A typical vishing scam begins with a series of phone calls to employees working remotely in a targeted organization. Phishers often explain that they are calling from the employer’s IT department to help resolve issues with the company’s email or virtual private network (VPN) technology.
The goal is to convince the target to divulge their credentials over the phone or enter them manually on a website set up by the attackers that mimics corporate email or the organization’s VPN portal.
On July 15, a number of high profile Twitter accounts were used to tweet about a Bitcoin scam that grossed over $ 100,000 in a matter of hours. According to Twitter, this attack was successful because the perpetrators were able to trick several Twitter employees over the phone into giving access to internal Twitter tools.
An alert issued jointly by the FBI and the Cybersecurity and Infrastructure Security Agency (CISA) claims that the perpetrators of these vishing attacks are compiling employee records at their targeted companies using mass scraping of public profiles on social media platforms, recruiting and marketing tools, auditing services publicly available track record and open source research.
The FBI / CISA advisory includes a number of suggestions companies can implement to help mitigate the threat of vishing attacks, including:
• Restrict VPN connections to managed devices only, using mechanisms such as hardware checks or installed certificates, so that user input alone is not enough to access the corporate VPN.
• Limit VPN access hours, if applicable, to limit access outside of authorized hours.
• Use domain monitoring to track creation or changes to corporate brand domains.
• Actively scan and monitor web applications for unauthorized access, changes, and abnormal activity.
• Employ the principle of least privilege and implement software restriction policies or other controls; monitor the access and use of authorized users.
• Consider using a formalized authentication process for employee-to-employee communications made over the public telephone network where a second factor is used to
authenticate the phone call before you can discuss sensitive information.
• Improve 2FA and OTP messaging to reduce confusion over employee authentication attempts.
• Check that the web links are not misspelled or contain the wrong domain.
• Bookmark the correct corporate VPN URL and do not visit other URLs based on an incoming phone call alone.
• Beware of unsolicited phone calls, visits, or e-mail messages from unknown individuals claiming to be from a legitimate organization.
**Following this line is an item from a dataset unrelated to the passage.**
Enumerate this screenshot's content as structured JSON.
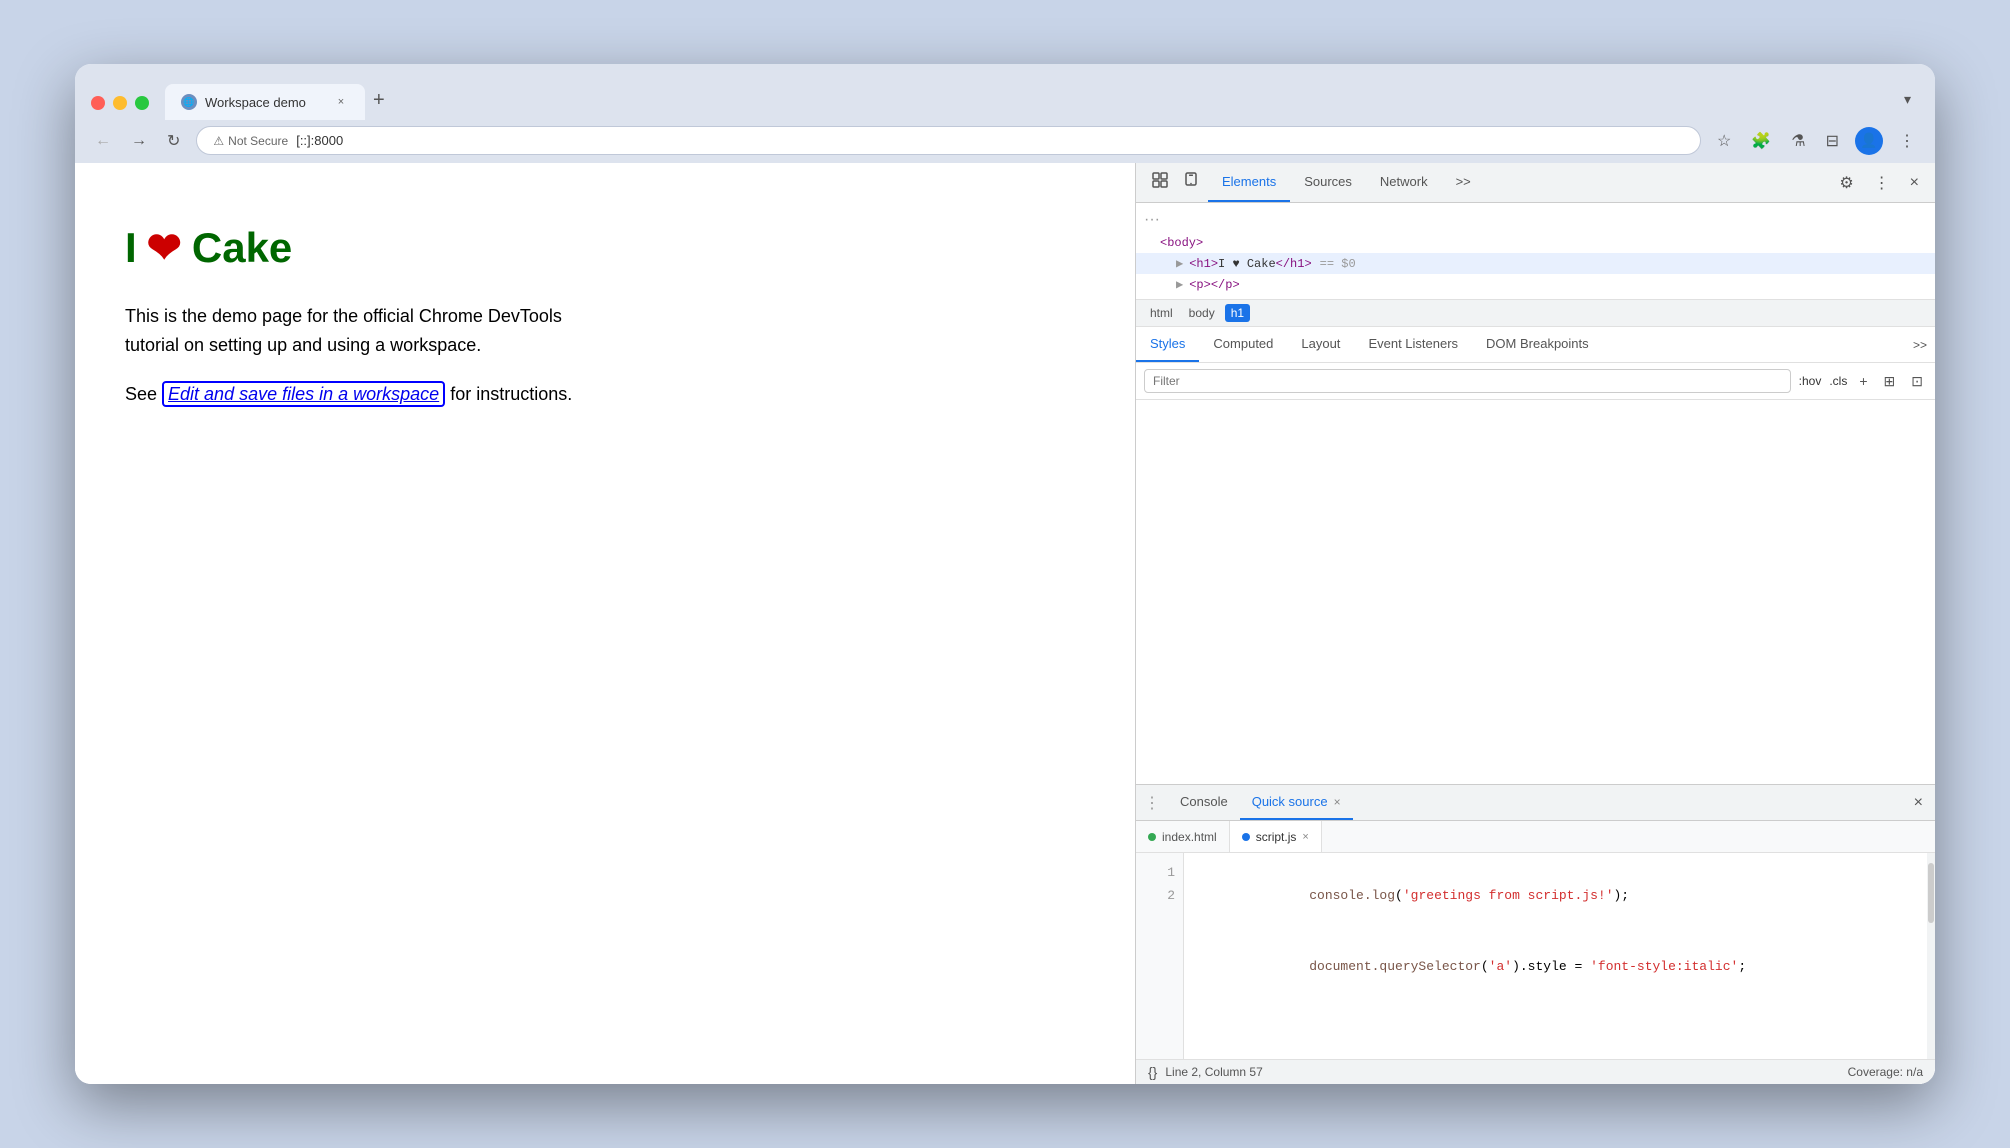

Do not provide personal information or information about your organization, including its structure or networks, unless you are certain of someone’s authority to have such information. If possible, try to verify the caller ID directly with the company.
• If you receive a vishing call, document the caller’s phone number as well as the domain the actor attempted to send you to and pass this information on to law enforcement.
• Limit the amount of personal information you post on social networking sites. The Internet is a public resource; only post information that you are comfortable with to anyone who sees it.
• Evaluate your settings: Sites can change their options periodically. So check your security and privacy settings regularly to make sure your choices are still appropriate.
Tags: Bibox, Celcius.network, Dan Race, Farsight Security, GitHub, GoDaddy, Namecheap, phishing, privateemail.com, Slack, vishing, Wirex.app